---- Dataset entries
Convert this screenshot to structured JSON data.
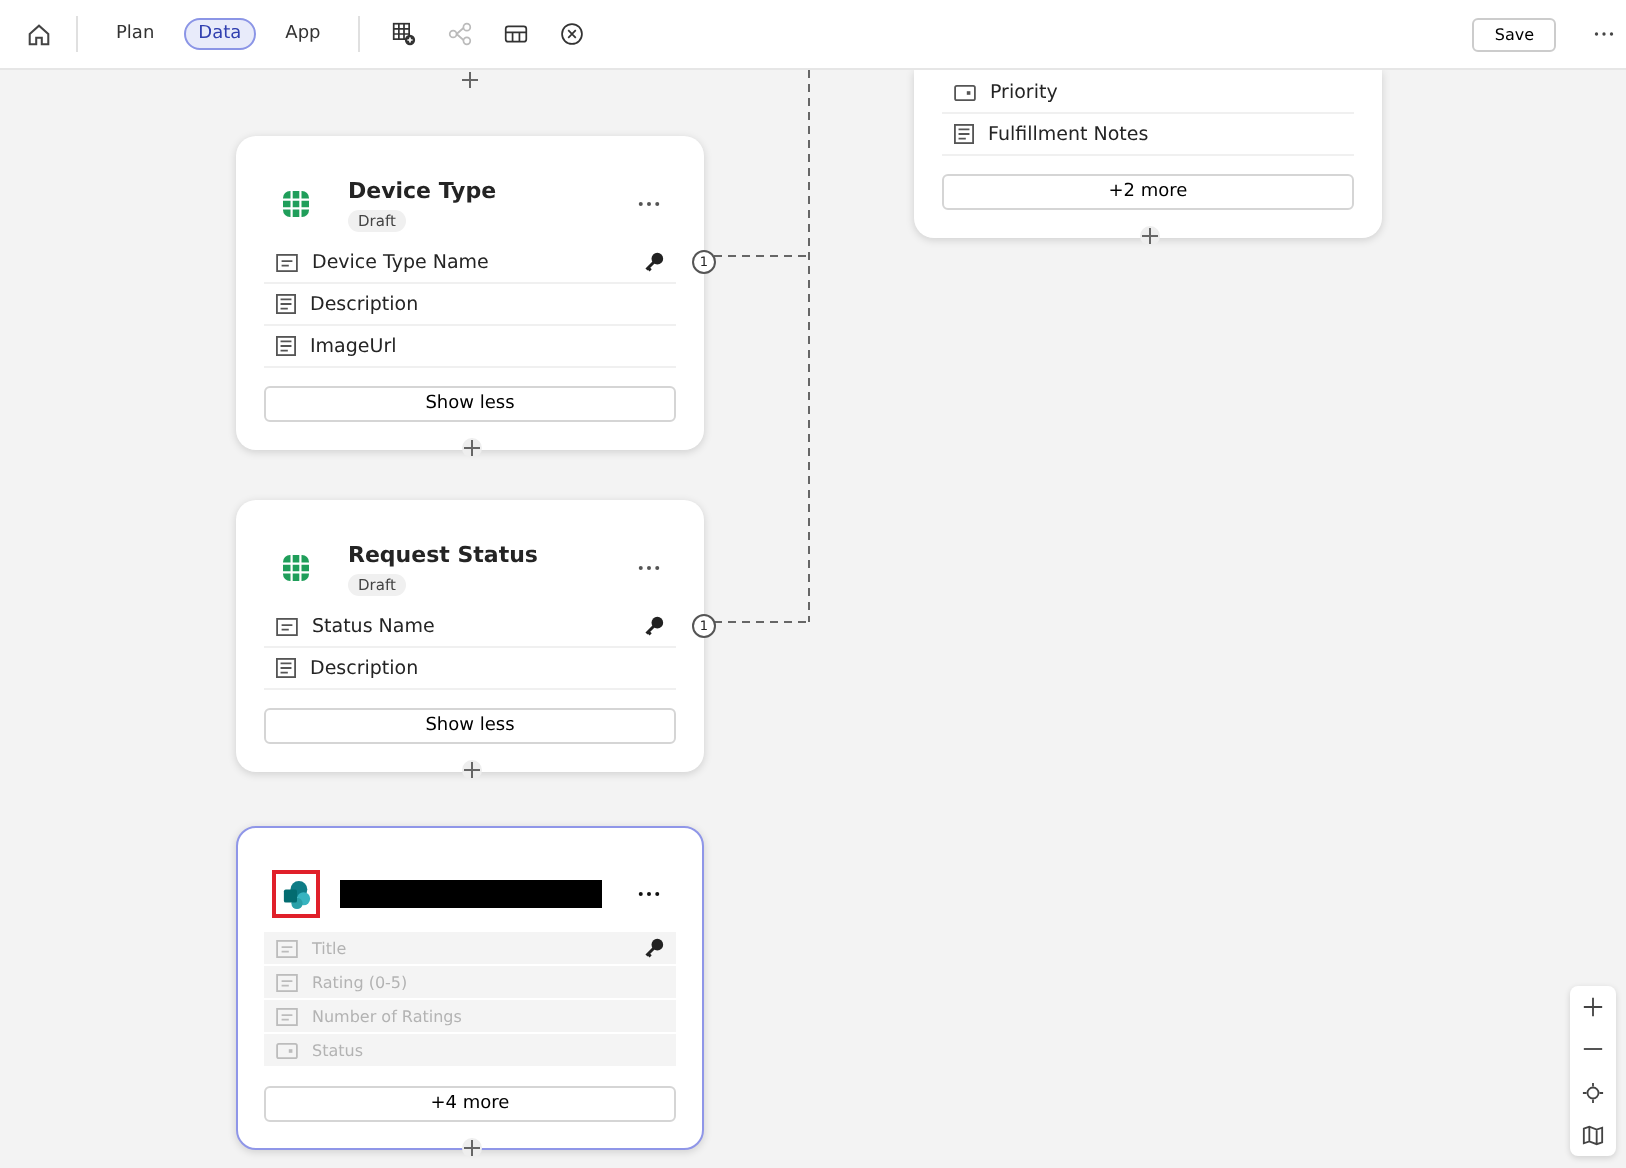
{
  "toolbar": {
    "tabs": [
      {
        "label": "Plan",
        "selected": false
      },
      {
        "label": "Data",
        "selected": true
      },
      {
        "label": "App",
        "selected": false
      }
    ],
    "tools": [
      {
        "kind": "add-table",
        "disabled": false
      },
      {
        "kind": "relationship",
        "disabled": true
      },
      {
        "kind": "view",
        "disabled": false
      },
      {
        "kind": "close",
        "disabled": false
      }
    ],
    "save": "Save"
  },
  "cards": [
    {
      "kind": "table",
      "title": "Device Type",
      "status": "Draft",
      "selected": false,
      "fields": [
        {
          "kind": "text",
          "name": "Device Type Name",
          "key": true,
          "relation": "1"
        },
        {
          "kind": "multiline",
          "name": "Description",
          "key": false
        },
        {
          "kind": "multiline",
          "name": "ImageUrl",
          "key": false
        }
      ],
      "button": "Show less"
    },
    {
      "kind": "table",
      "title": "Request Status",
      "status": "Draft",
      "selected": false,
      "fields": [
        {
          "kind": "text",
          "name": "Status Name",
          "key": true,
          "relation": "1"
        },
        {
          "kind": "multiline",
          "name": "Description",
          "key": false
        }
      ],
      "button": "Show less"
    },
    {
      "kind": "list",
      "selected": true,
      "highlighted": true,
      "redacted": true,
      "blurred": true,
      "fields": [
        {
          "kind": "text",
          "name": "Title",
          "key": true
        },
        {
          "kind": "text",
          "name": "Rating (0-5)",
          "key": false
        },
        {
          "kind": "text",
          "name": "Number of Ratings",
          "key": false
        },
        {
          "kind": "choice",
          "name": "Status",
          "key": false
        }
      ],
      "button": "+4 more"
    },
    {
      "kind": "cut",
      "selected": false,
      "fields": [
        {
          "kind": "choice",
          "name": "Priority",
          "key": false
        },
        {
          "kind": "multiline",
          "name": "Fulfillment Notes",
          "key": false
        }
      ],
      "button": "+2 more"
    }
  ]
}
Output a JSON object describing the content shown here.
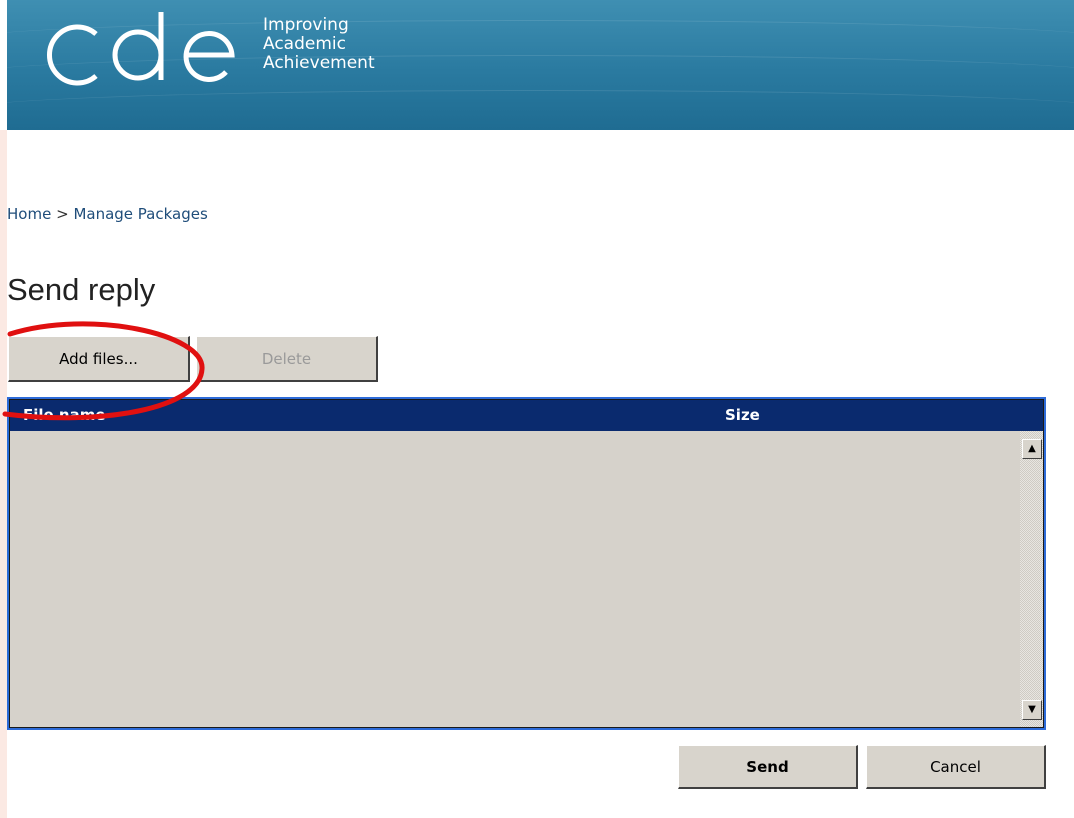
{
  "brand": {
    "logo_text": "cde",
    "tagline": [
      "Improving",
      "Academic",
      "Achievement"
    ]
  },
  "breadcrumb": {
    "home": "Home",
    "separator": ">",
    "current": "Manage Packages"
  },
  "page": {
    "title": "Send reply"
  },
  "toolbar": {
    "add_files_label": "Add files...",
    "delete_label": "Delete"
  },
  "file_table": {
    "columns": [
      "File name",
      "Size"
    ],
    "rows": []
  },
  "footer": {
    "send_label": "Send",
    "cancel_label": "Cancel"
  },
  "icons": {
    "scroll_up": "scroll-up-arrow-icon",
    "scroll_down": "scroll-down-arrow-icon"
  },
  "colors": {
    "banner": "#2a7aa0",
    "table_header": "#0a2a6e",
    "table_border": "#2d6bd8",
    "annotation": "#e01010"
  }
}
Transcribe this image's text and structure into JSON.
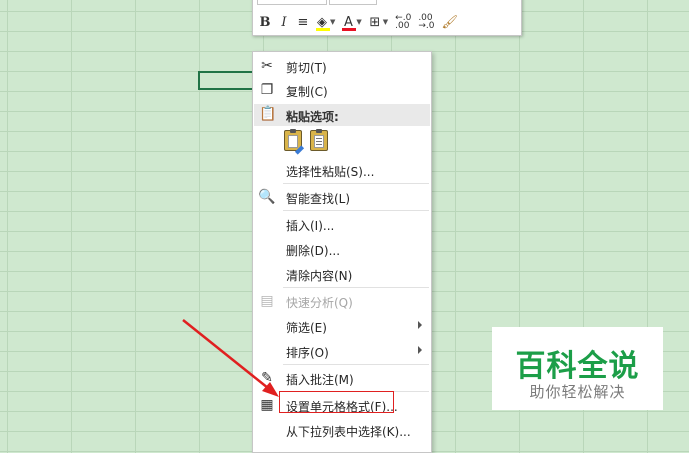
{
  "toolbar": {
    "bold": "B",
    "italic": "I",
    "align": "≡",
    "font_color": "A",
    "increase_decimal": "←.0\n.00",
    "decrease_decimal": ".00\n→.0"
  },
  "menu": {
    "cut": "剪切(T)",
    "copy": "复制(C)",
    "paste_options": "粘贴选项:",
    "paste_special": "选择性粘贴(S)...",
    "smart_lookup": "智能查找(L)",
    "insert": "插入(I)...",
    "delete": "删除(D)...",
    "clear_contents": "清除内容(N)",
    "quick_analysis": "快速分析(Q)",
    "filter": "筛选(E)",
    "sort": "排序(O)",
    "insert_comment": "插入批注(M)",
    "format_cells": "设置单元格格式(F)...",
    "pick_from_list": "从下拉列表中选择(K)..."
  },
  "watermark": {
    "title": "百科全说",
    "subtitle": "助你轻松解决"
  },
  "colors": {
    "grid_bg": "#cfe8cf",
    "selection": "#217346",
    "annotation": "#e02020",
    "watermark": "#1c9e48"
  }
}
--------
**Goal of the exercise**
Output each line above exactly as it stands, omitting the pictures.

**Your response**
Convert this screenshot to structured JSON data.
{
  "toolbar": {
    "tabs": [
      {
        "label": "Plan",
        "selected": false
      },
      {
        "label": "Data",
        "selected": true
      },
      {
        "label": "App",
        "selected": false
      }
    ],
    "tools": [
      {
        "kind": "add-table",
        "disabled": false
      },
      {
        "kind": "relationship",
        "disabled": true
      },
      {
        "kind": "view",
        "disabled": false
      },
      {
        "kind": "close",
        "disabled": false
      }
    ],
    "save": "Save"
  },
  "cards": [
    {
      "kind": "table",
      "title": "Device Type",
      "status": "Draft",
      "selected": false,
      "fields": [
        {
          "kind": "text",
          "name": "Device Type Name",
          "key": true,
          "relation": "1"
        },
        {
          "kind": "multiline",
          "name": "Description",
          "key": false
        },
        {
          "kind": "multiline",
          "name": "ImageUrl",
          "key": false
        }
      ],
      "button": "Show less"
    },
    {
      "kind": "table",
      "title": "Request Status",
      "status": "Draft",
      "selected": false,
      "fields": [
        {
          "kind": "text",
          "name": "Status Name",
          "key": true,
          "relation": "1"
        },
        {
          "kind": "multiline",
          "name": "Description",
          "key": false
        }
      ],
      "button": "Show less"
    },
    {
      "kind": "list",
      "selected": true,
      "highlighted": true,
      "redacted": true,
      "blurred": true,
      "fields": [
        {
          "kind": "text",
          "name": "Title",
          "key": true
        },
        {
          "kind": "text",
          "name": "Rating (0-5)",
          "key": false
        },
        {
          "kind": "text",
          "name": "Number of Ratings",
          "key": false
        },
        {
          "kind": "choice",
          "name": "Status",
          "key": false
        }
      ],
      "button": "+4 more"
    },
    {
      "kind": "cut",
      "selected": false,
      "fields": [
        {
          "kind": "choice",
          "name": "Priority",
          "key": false
        },
        {
          "kind": "multiline",
          "name": "Fulfillment Notes",
          "key": false
        }
      ],
      "button": "+2 more"
    }
  ]
}
Output a JSON object describing the content shown here.
{
  "brand": {
    "logo_text": "cde",
    "tagline": [
      "Improving",
      "Academic",
      "Achievement"
    ]
  },
  "breadcrumb": {
    "home": "Home",
    "separator": ">",
    "current": "Manage Packages"
  },
  "page": {
    "title": "Send reply"
  },
  "toolbar": {
    "add_files_label": "Add files...",
    "delete_label": "Delete"
  },
  "file_table": {
    "columns": [
      "File name",
      "Size"
    ],
    "rows": []
  },
  "footer": {
    "send_label": "Send",
    "cancel_label": "Cancel"
  },
  "icons": {
    "scroll_up": "scroll-up-arrow-icon",
    "scroll_down": "scroll-down-arrow-icon"
  },
  "colors": {
    "banner": "#2a7aa0",
    "table_header": "#0a2a6e",
    "table_border": "#2d6bd8",
    "annotation": "#e01010"
  }
}
Transcribe this image's text and structure into JSON.
{
  "toolbar": {
    "bold": "B",
    "italic": "I",
    "align": "≡",
    "font_color": "A",
    "increase_decimal": "←.0\n.00",
    "decrease_decimal": ".00\n→.0"
  },
  "menu": {
    "cut": "剪切(T)",
    "copy": "复制(C)",
    "paste_options": "粘贴选项:",
    "paste_special": "选择性粘贴(S)...",
    "smart_lookup": "智能查找(L)",
    "insert": "插入(I)...",
    "delete": "删除(D)...",
    "clear_contents": "清除内容(N)",
    "quick_analysis": "快速分析(Q)",
    "filter": "筛选(E)",
    "sort": "排序(O)",
    "insert_comment": "插入批注(M)",
    "format_cells": "设置单元格格式(F)...",
    "pick_from_list": "从下拉列表中选择(K)..."
  },
  "watermark": {
    "title": "百科全说",
    "subtitle": "助你轻松解决"
  },
  "colors": {
    "grid_bg": "#cfe8cf",
    "selection": "#217346",
    "annotation": "#e02020",
    "watermark": "#1c9e48"
  }
}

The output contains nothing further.